■ **PROBLEM DESCRIPTION**
Reproduce the data below word for word.

··· SUPPLIED RECORDS ···

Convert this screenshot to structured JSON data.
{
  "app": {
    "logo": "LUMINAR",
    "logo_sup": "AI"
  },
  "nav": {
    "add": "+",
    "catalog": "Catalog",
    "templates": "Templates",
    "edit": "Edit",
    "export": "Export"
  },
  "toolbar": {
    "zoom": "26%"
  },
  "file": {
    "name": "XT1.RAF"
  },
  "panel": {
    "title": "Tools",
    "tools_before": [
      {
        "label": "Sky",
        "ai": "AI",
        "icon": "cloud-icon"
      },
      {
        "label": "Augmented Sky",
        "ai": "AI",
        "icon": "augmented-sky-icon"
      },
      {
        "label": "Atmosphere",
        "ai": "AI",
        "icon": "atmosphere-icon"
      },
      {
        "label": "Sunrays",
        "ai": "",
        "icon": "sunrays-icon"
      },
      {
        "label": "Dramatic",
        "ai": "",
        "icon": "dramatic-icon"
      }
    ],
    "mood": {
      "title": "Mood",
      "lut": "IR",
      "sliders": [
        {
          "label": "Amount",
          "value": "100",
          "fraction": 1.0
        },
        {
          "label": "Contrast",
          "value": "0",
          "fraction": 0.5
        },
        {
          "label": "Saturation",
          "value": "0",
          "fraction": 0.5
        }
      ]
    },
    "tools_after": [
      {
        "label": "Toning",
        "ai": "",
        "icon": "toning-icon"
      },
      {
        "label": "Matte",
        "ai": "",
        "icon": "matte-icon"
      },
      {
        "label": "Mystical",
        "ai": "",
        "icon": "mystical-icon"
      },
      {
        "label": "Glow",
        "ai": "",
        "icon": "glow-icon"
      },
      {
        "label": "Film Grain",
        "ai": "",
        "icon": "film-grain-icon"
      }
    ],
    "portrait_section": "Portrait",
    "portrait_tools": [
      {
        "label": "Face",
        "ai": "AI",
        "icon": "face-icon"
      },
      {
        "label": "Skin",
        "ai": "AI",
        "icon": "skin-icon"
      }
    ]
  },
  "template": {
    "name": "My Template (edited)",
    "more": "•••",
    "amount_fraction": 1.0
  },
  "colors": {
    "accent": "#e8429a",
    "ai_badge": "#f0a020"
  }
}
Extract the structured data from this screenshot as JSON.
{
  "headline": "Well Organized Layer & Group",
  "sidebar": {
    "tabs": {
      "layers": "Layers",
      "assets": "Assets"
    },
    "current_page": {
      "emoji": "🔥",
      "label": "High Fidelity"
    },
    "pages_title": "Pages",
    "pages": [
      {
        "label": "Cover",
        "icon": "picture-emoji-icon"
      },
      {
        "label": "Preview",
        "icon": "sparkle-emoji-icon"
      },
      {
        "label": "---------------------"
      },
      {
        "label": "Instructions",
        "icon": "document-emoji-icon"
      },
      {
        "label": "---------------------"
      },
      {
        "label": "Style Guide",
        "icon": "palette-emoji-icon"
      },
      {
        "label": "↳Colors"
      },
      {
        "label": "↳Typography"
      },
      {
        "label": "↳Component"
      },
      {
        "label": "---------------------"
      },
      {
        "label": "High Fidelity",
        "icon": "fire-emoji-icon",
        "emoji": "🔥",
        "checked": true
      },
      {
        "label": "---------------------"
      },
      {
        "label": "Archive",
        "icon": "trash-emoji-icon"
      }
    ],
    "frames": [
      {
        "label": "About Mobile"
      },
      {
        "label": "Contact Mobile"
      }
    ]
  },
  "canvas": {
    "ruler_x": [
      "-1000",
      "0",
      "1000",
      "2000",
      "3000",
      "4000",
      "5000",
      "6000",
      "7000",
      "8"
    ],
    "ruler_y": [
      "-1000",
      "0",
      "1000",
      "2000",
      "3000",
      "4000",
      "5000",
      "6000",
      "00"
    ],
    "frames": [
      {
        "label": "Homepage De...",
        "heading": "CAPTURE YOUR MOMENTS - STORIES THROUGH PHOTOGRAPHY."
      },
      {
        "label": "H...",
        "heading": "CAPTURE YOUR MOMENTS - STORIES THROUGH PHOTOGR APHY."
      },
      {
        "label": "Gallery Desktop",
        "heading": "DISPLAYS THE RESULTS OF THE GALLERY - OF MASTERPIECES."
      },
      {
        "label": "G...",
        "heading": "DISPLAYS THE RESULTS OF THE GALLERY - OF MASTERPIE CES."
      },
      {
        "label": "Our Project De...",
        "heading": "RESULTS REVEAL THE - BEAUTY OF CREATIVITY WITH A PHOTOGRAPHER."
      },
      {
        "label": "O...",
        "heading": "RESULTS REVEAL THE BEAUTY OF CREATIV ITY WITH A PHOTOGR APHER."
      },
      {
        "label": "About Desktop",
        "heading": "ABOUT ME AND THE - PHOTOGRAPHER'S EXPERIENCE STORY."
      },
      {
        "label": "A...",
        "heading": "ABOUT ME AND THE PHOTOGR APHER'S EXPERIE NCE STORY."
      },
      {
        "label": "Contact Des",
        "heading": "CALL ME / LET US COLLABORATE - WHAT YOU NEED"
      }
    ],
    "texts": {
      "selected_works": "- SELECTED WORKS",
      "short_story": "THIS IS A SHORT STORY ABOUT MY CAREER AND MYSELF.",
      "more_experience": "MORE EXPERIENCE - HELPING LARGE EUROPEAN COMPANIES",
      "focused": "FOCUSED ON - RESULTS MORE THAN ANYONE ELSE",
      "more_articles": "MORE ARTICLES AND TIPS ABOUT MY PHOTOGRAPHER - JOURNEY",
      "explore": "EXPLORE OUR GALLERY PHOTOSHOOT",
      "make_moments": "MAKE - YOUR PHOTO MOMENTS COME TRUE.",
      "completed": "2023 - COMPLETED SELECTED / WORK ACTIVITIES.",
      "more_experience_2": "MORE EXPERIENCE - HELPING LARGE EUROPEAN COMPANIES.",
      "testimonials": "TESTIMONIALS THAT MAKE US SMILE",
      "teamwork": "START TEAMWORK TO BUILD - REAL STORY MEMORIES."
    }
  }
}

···

■ **FINISHED TASK**
Convert this screenshot to structured JSON data.
{
  "app": {
    "logo": "LUMINAR",
    "logo_sup": "AI"
  },
  "nav": {
    "add": "+",
    "catalog": "Catalog",
    "templates": "Templates",
    "edit": "Edit",
    "export": "Export"
  },
  "toolbar": {
    "zoom": "26%"
  },
  "file": {
    "name": "XT1.RAF"
  },
  "panel": {
    "title": "Tools",
    "tools_before": [
      {
        "label": "Sky",
        "ai": "AI",
        "icon": "cloud-icon"
      },
      {
        "label": "Augmented Sky",
        "ai": "AI",
        "icon": "augmented-sky-icon"
      },
      {
        "label": "Atmosphere",
        "ai": "AI",
        "icon": "atmosphere-icon"
      },
      {
        "label": "Sunrays",
        "ai": "",
        "icon": "sunrays-icon"
      },
      {
        "label": "Dramatic",
        "ai": "",
        "icon": "dramatic-icon"
      }
    ],
    "mood": {
      "title": "Mood",
      "lut": "IR",
      "sliders": [
        {
          "label": "Amount",
          "value": "100",
          "fraction": 1.0
        },
        {
          "label": "Contrast",
          "value": "0",
          "fraction": 0.5
        },
        {
          "label": "Saturation",
          "value": "0",
          "fraction": 0.5
        }
      ]
    },
    "tools_after": [
      {
        "label": "Toning",
        "ai": "",
        "icon": "toning-icon"
      },
      {
        "label": "Matte",
        "ai": "",
        "icon": "matte-icon"
      },
      {
        "label": "Mystical",
        "ai": "",
        "icon": "mystical-icon"
      },
      {
        "label": "Glow",
        "ai": "",
        "icon": "glow-icon"
      },
      {
        "label": "Film Grain",
        "ai": "",
        "icon": "film-grain-icon"
      }
    ],
    "portrait_section": "Portrait",
    "portrait_tools": [
      {
        "label": "Face",
        "ai": "AI",
        "icon": "face-icon"
      },
      {
        "label": "Skin",
        "ai": "AI",
        "icon": "skin-icon"
      }
    ]
  },
  "template": {
    "name": "My Template (edited)",
    "more": "•••",
    "amount_fraction": 1.0
  },
  "colors": {
    "accent": "#e8429a",
    "ai_badge": "#f0a020"
  }
}
Extract the structured data from this screenshot as JSON.
{
  "headline": "Well Organized Layer & Group",
  "sidebar": {
    "tabs": {
      "layers": "Layers",
      "assets": "Assets"
    },
    "current_page": {
      "emoji": "🔥",
      "label": "High Fidelity"
    },
    "pages_title": "Pages",
    "pages": [
      {
        "label": "Cover",
        "icon": "picture-emoji-icon"
      },
      {
        "label": "Preview",
        "icon": "sparkle-emoji-icon"
      },
      {
        "label": "---------------------"
      },
      {
        "label": "Instructions",
        "icon": "document-emoji-icon"
      },
      {
        "label": "---------------------"
      },
      {
        "label": "Style Guide",
        "icon": "palette-emoji-icon"
      },
      {
        "label": "↳Colors"
      },
      {
        "label": "↳Typography"
      },
      {
        "label": "↳Component"
      },
      {
        "label": "---------------------"
      },
      {
        "label": "High Fidelity",
        "icon": "fire-emoji-icon",
        "emoji": "🔥",
        "checked": true
      },
      {
        "label": "---------------------"
      },
      {
        "label": "Archive",
        "icon": "trash-emoji-icon"
      }
    ],
    "frames": [
      {
        "label": "About Mobile"
      },
      {
        "label": "Contact Mobile"
      }
    ]
  },
  "canvas": {
    "ruler_x": [
      "-1000",
      "0",
      "1000",
      "2000",
      "3000",
      "4000",
      "5000",
      "6000",
      "7000",
      "8"
    ],
    "ruler_y": [
      "-1000",
      "0",
      "1000",
      "2000",
      "3000",
      "4000",
      "5000",
      "6000",
      "00"
    ],
    "frames": [
      {
        "label": "Homepage De...",
        "heading": "CAPTURE YOUR MOMENTS - STORIES THROUGH PHOTOGRAPHY."
      },
      {
        "label": "H...",
        "heading": "CAPTURE YOUR MOMENTS - STORIES THROUGH PHOTOGR APHY."
      },
      {
        "label": "Gallery Desktop",
        "heading": "DISPLAYS THE RESULTS OF THE GALLERY - OF MASTERPIECES."
      },
      {
        "label": "G...",
        "heading": "DISPLAYS THE RESULTS OF THE GALLERY - OF MASTERPIE CES."
      },
      {
        "label": "Our Project De...",
        "heading": "RESULTS REVEAL THE - BEAUTY OF CREATIVITY WITH A PHOTOGRAPHER."
      },
      {
        "label": "O...",
        "heading": "RESULTS REVEAL THE BEAUTY OF CREATIV ITY WITH A PHOTOGR APHER."
      },
      {
        "label": "About Desktop",
        "heading": "ABOUT ME AND THE - PHOTOGRAPHER'S EXPERIENCE STORY."
      },
      {
        "label": "A...",
        "heading": "ABOUT ME AND THE PHOTOGR APHER'S EXPERIE NCE STORY."
      },
      {
        "label": "Contact Des",
        "heading": "CALL ME / LET US COLLABORATE - WHAT YOU NEED"
      }
    ],
    "texts": {
      "selected_works": "- SELECTED WORKS",
      "short_story": "THIS IS A SHORT STORY ABOUT MY CAREER AND MYSELF.",
      "more_experience": "MORE EXPERIENCE - HELPING LARGE EUROPEAN COMPANIES",
      "focused": "FOCUSED ON - RESULTS MORE THAN ANYONE ELSE",
      "more_articles": "MORE ARTICLES AND TIPS ABOUT MY PHOTOGRAPHER - JOURNEY",
      "explore": "EXPLORE OUR GALLERY PHOTOSHOOT",
      "make_moments": "MAKE - YOUR PHOTO MOMENTS COME TRUE.",
      "completed": "2023 - COMPLETED SELECTED / WORK ACTIVITIES.",
      "more_experience_2": "MORE EXPERIENCE - HELPING LARGE EUROPEAN COMPANIES.",
      "testimonials": "TESTIMONIALS THAT MAKE US SMILE",
      "teamwork": "START TEAMWORK TO BUILD - REAL STORY MEMORIES."
    }
  }
}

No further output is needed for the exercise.